The National Security Agency provided the Central Intelligence Agency with crucial information on an associate of Osama bin Laden, who was killed days later by a US drone strike, according to a report based on documents provided by Edward Snowden.
Hassan Ghul was a known Al-Qaeda operative in Iraq who was captured in 2004 and turned over information regarding bin Laden’s courier network. He was transferred to a secret CIA prison before being released to Pakistan in 2006. Ghul was killed six years later in the country’s tribal belt, eliminated by a drone strike that the US has never publicly acknowledged.
Now, a new report from The Washington Post has revealed that an email from Ghul’s wife “about her current living conditions” was intercepted by the NSA and provided enough information to determine where the wanted Ghul had gone into hiding.
The Post did withhold information at the request of US officials who said that full disclosure could hurt national security.
“This information enabled a capture/kill operation against an individual believed to be Hassan Ghul on October 1,” a document summarizing the mission indicated.
The files seen by the Post did not detail how the message was monitored.
While the CIA was given a budget of $14.7 billion in 2012, the NSA was designated $10.8 billion. An important function of the latter agency became monitoring the Federally Administered Tribal Areas (FATA), the remote part of northwest Pakistan where Al-Qaeda brass is known to have taken refuge.
“The NSA threw the kitchen sink at the FATA,” one former intelligence official told the Post. “But if you wanted huge coverage of the FATA, NSA had 10 times the manpower, 20 times the budget, and 100 times the brainpower” of smaller intelligence units.
The NSA used signals intelligence (SIGINT) methods to catch Ghul by secretly monitoring laptops and obtaining audio files and other messages. The agency is also thought to have levied similar efforts on other drone targets.
Ghul became one of the most interesting characters in the hunt for Al-Qaeda because, upon being captured in 2004, he inadvertently revealed that the fugitive bin Laden relied on a courier network to communicate with the outside world. In doing so, he disclosed the identity of the trusted courier known as al-Kuwaiti, whom US officials would eventually follow to bin Laden’s Pakistan hideout.
During his detention at a CIA black site, Ghul was subjected to stress positions and sleep deprivation. When the Bush administration decided to close the black site in 2006, he was not among the high-value detainees selected for transfer to Guantanamo Bay prison in Cuba. Instead he was transferred to a Pakistani intelligence agency and freed without US authorization.
The agency’s role in coordinating the strike went past providing Ghul’s location. It was also charged with making sure the drone strike eliminated the correct target.
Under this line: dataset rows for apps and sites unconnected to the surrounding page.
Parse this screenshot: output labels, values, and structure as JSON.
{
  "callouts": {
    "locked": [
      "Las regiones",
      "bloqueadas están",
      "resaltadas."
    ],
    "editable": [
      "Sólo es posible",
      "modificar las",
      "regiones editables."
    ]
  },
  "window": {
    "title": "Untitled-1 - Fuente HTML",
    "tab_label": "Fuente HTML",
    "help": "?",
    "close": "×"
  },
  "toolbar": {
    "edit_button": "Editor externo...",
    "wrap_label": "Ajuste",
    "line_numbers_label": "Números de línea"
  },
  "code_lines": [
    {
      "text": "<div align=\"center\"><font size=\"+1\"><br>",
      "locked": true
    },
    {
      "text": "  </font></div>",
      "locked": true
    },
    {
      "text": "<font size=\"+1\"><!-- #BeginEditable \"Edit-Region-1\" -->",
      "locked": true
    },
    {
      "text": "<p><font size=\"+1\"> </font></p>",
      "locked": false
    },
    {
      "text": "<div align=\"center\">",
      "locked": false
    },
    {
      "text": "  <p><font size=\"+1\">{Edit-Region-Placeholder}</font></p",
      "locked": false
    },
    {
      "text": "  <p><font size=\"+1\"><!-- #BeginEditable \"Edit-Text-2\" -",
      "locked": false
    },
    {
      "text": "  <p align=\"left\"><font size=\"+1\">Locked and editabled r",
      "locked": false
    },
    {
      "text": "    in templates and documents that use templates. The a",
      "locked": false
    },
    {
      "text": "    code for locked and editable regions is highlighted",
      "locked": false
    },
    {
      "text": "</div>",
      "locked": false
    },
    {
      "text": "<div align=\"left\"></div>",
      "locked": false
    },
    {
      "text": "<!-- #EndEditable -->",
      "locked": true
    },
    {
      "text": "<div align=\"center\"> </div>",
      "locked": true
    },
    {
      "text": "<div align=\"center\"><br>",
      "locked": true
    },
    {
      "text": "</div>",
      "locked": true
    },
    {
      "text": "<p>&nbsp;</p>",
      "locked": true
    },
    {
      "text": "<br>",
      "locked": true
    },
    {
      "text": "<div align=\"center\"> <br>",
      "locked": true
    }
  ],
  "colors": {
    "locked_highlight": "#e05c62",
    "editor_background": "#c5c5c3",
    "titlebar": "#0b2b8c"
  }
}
The NSA document indicated that “through SIGNIT, it was confirmed that Hassan Ghul was in fact killed.”
In a statement to the Post, the NSA only said it was “focused on discovering and developing intelligence about valid foreign intelligence targets, such as terrorists, human traffickers and drug smugglers. Our activities are directed against valid foreign intelligence targets in response to requirements from US leaders in order to protect the nation and its interests from threats such as terrorism and the proliferation of weapons of mass destruction.”